-- TASK TO COMPLETE --
Reproduce each record exactly, but exclude every picture.

-- SOURCE DATA --
- Opening Delimiter -
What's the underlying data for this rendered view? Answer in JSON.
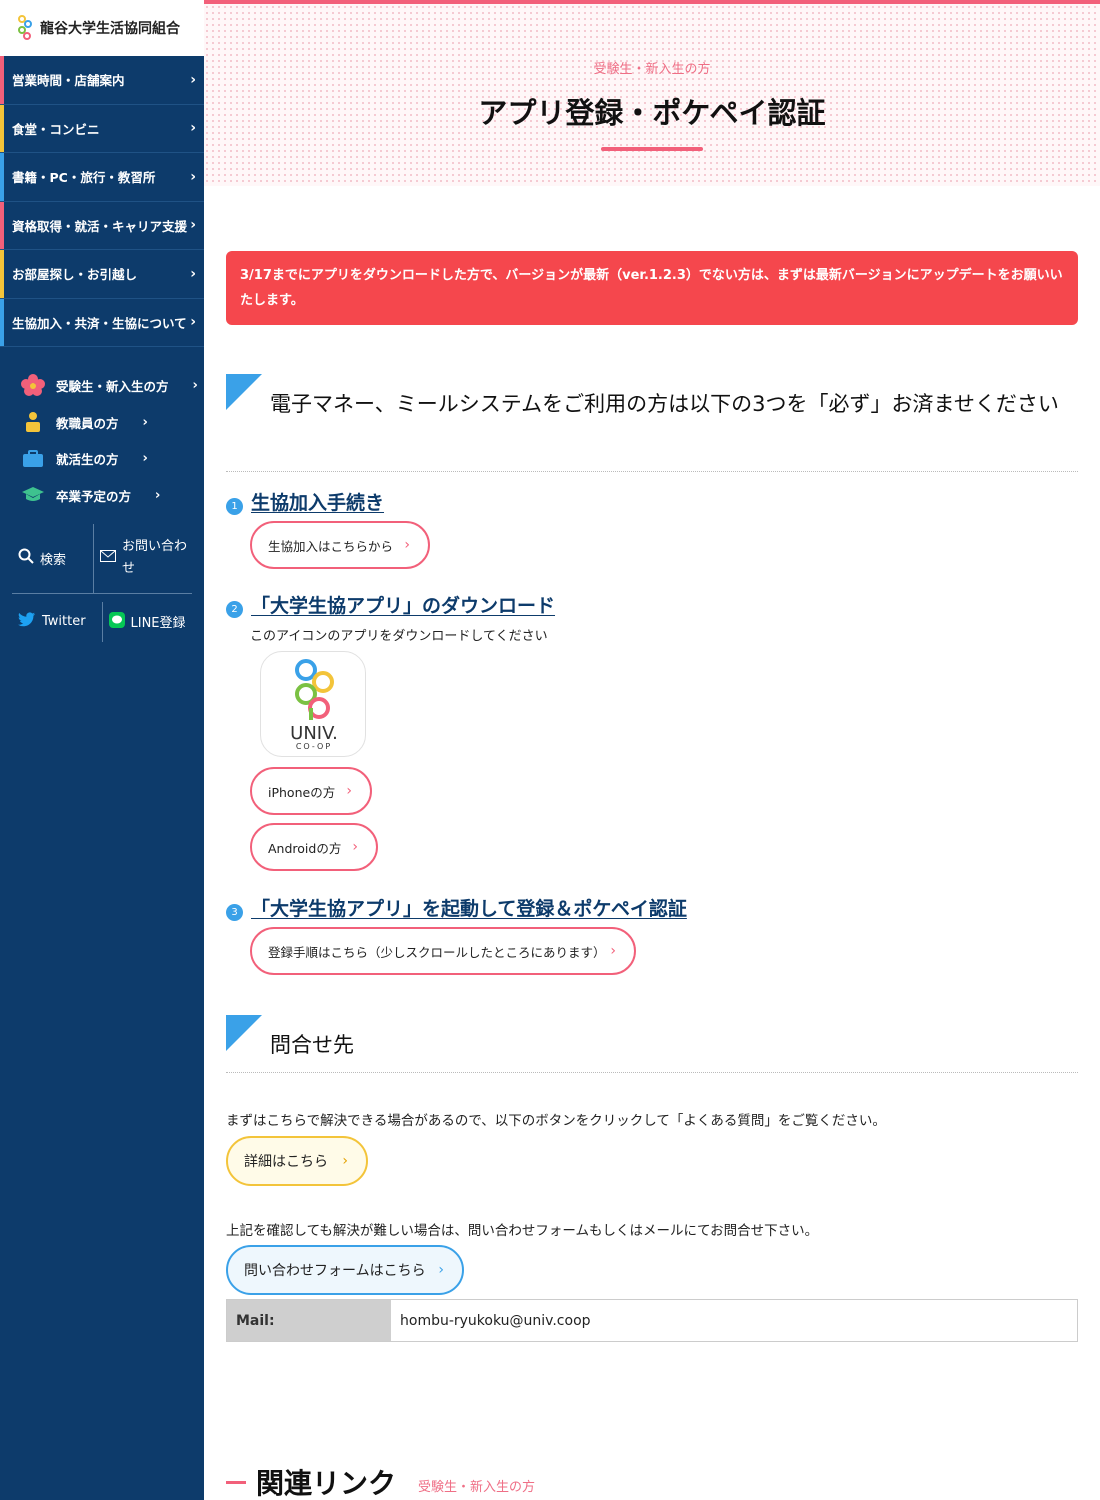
{
  "site": {
    "name": "龍谷大学生活協同組合"
  },
  "sidebar": {
    "nav": [
      {
        "label": "営業時間・店舗案内",
        "color": "#f2607a"
      },
      {
        "label": "食堂・コンビニ",
        "color": "#f3c43a"
      },
      {
        "label": "書籍・PC・旅行・教習所",
        "color": "#3aa1e8"
      },
      {
        "label": "資格取得・就活・キャリア支援",
        "color": "#f2607a"
      },
      {
        "label": "お部屋探し・お引越し",
        "color": "#f3c43a"
      },
      {
        "label": "生協加入・共済・生協について",
        "color": "#3aa1e8"
      }
    ],
    "personas": [
      {
        "label": "受験生・新入生の方",
        "icon": "flower-icon"
      },
      {
        "label": "教職員の方",
        "icon": "teacher-icon"
      },
      {
        "label": "就活生の方",
        "icon": "briefcase-icon"
      },
      {
        "label": "卒業予定の方",
        "icon": "graduation-cap-icon"
      }
    ],
    "search_label": "検索",
    "contact_label": "お問い合わせ",
    "twitter_label": "Twitter",
    "line_label": "LINE登録"
  },
  "hero": {
    "eyebrow": "受験生・新入生の方",
    "title": "アプリ登録・ポケペイ認証"
  },
  "alert": "3/17までにアプリをダウンロードした方で、バージョンが最新（ver.1.2.3）でない方は、まずは最新バージョンにアップデートをお願いいたします。",
  "section1": {
    "heading": "電子マネー、ミールシステムをご利用の方は以下の3つを「必ず」お済ませください",
    "steps": [
      {
        "num": "1",
        "title": "生協加入手続き"
      },
      {
        "num": "2",
        "title": "「大学生協アプリ」のダウンロード"
      },
      {
        "num": "3",
        "title": "「大学生協アプリ」を起動して登録＆ポケペイ認証"
      }
    ],
    "join_button": "生協加入はこちらから",
    "download_caption": "このアイコンのアプリをダウンロードしてください",
    "app_icon_text": "UNIV.",
    "app_icon_sub": "CO-OP",
    "iphone_button": "iPhoneの方",
    "android_button": "Androidの方",
    "register_button": "登録手順はこちら（少しスクロールしたところにあります）"
  },
  "section2": {
    "heading": "問合せ先",
    "para1": "まずはこちらで解決できる場合があるので、以下のボタンをクリックして「よくある質問」をご覧ください。",
    "faq_button": "詳細はこちら",
    "para2": "上記を確認しても解決が難しい場合は、問い合わせフォームもしくはメールにてお問合せ下さい。",
    "form_button": "問い合わせフォームはこちら",
    "mail_label": "Mail:",
    "mail_value": "hombu-ryukoku@univ.coop"
  },
  "related": {
    "title": "関連リンク",
    "sub": "受験生・新入生の方"
  }
}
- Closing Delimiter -
-- RESPONSE --
What's the underlying data for this rendered view? Answer in JSON.
{
  "site": {
    "name": "龍谷大学生活協同組合"
  },
  "sidebar": {
    "nav": [
      {
        "label": "営業時間・店舗案内",
        "color": "#f2607a"
      },
      {
        "label": "食堂・コンビニ",
        "color": "#f3c43a"
      },
      {
        "label": "書籍・PC・旅行・教習所",
        "color": "#3aa1e8"
      },
      {
        "label": "資格取得・就活・キャリア支援",
        "color": "#f2607a"
      },
      {
        "label": "お部屋探し・お引越し",
        "color": "#f3c43a"
      },
      {
        "label": "生協加入・共済・生協について",
        "color": "#3aa1e8"
      }
    ],
    "personas": [
      {
        "label": "受験生・新入生の方",
        "icon": "flower-icon"
      },
      {
        "label": "教職員の方",
        "icon": "teacher-icon"
      },
      {
        "label": "就活生の方",
        "icon": "briefcase-icon"
      },
      {
        "label": "卒業予定の方",
        "icon": "graduation-cap-icon"
      }
    ],
    "search_label": "検索",
    "contact_label": "お問い合わせ",
    "twitter_label": "Twitter",
    "line_label": "LINE登録"
  },
  "hero": {
    "eyebrow": "受験生・新入生の方",
    "title": "アプリ登録・ポケペイ認証"
  },
  "alert": "3/17までにアプリをダウンロードした方で、バージョンが最新（ver.1.2.3）でない方は、まずは最新バージョンにアップデートをお願いいたします。",
  "section1": {
    "heading": "電子マネー、ミールシステムをご利用の方は以下の3つを「必ず」お済ませください",
    "steps": [
      {
        "num": "1",
        "title": "生協加入手続き"
      },
      {
        "num": "2",
        "title": "「大学生協アプリ」のダウンロード"
      },
      {
        "num": "3",
        "title": "「大学生協アプリ」を起動して登録＆ポケペイ認証"
      }
    ],
    "join_button": "生協加入はこちらから",
    "download_caption": "このアイコンのアプリをダウンロードしてください",
    "app_icon_text": "UNIV.",
    "app_icon_sub": "CO-OP",
    "iphone_button": "iPhoneの方",
    "android_button": "Androidの方",
    "register_button": "登録手順はこちら（少しスクロールしたところにあります）"
  },
  "section2": {
    "heading": "問合せ先",
    "para1": "まずはこちらで解決できる場合があるので、以下のボタンをクリックして「よくある質問」をご覧ください。",
    "faq_button": "詳細はこちら",
    "para2": "上記を確認しても解決が難しい場合は、問い合わせフォームもしくはメールにてお問合せ下さい。",
    "form_button": "問い合わせフォームはこちら",
    "mail_label": "Mail:",
    "mail_value": "hombu-ryukoku@univ.coop"
  },
  "related": {
    "title": "関連リンク",
    "sub": "受験生・新入生の方"
  }
}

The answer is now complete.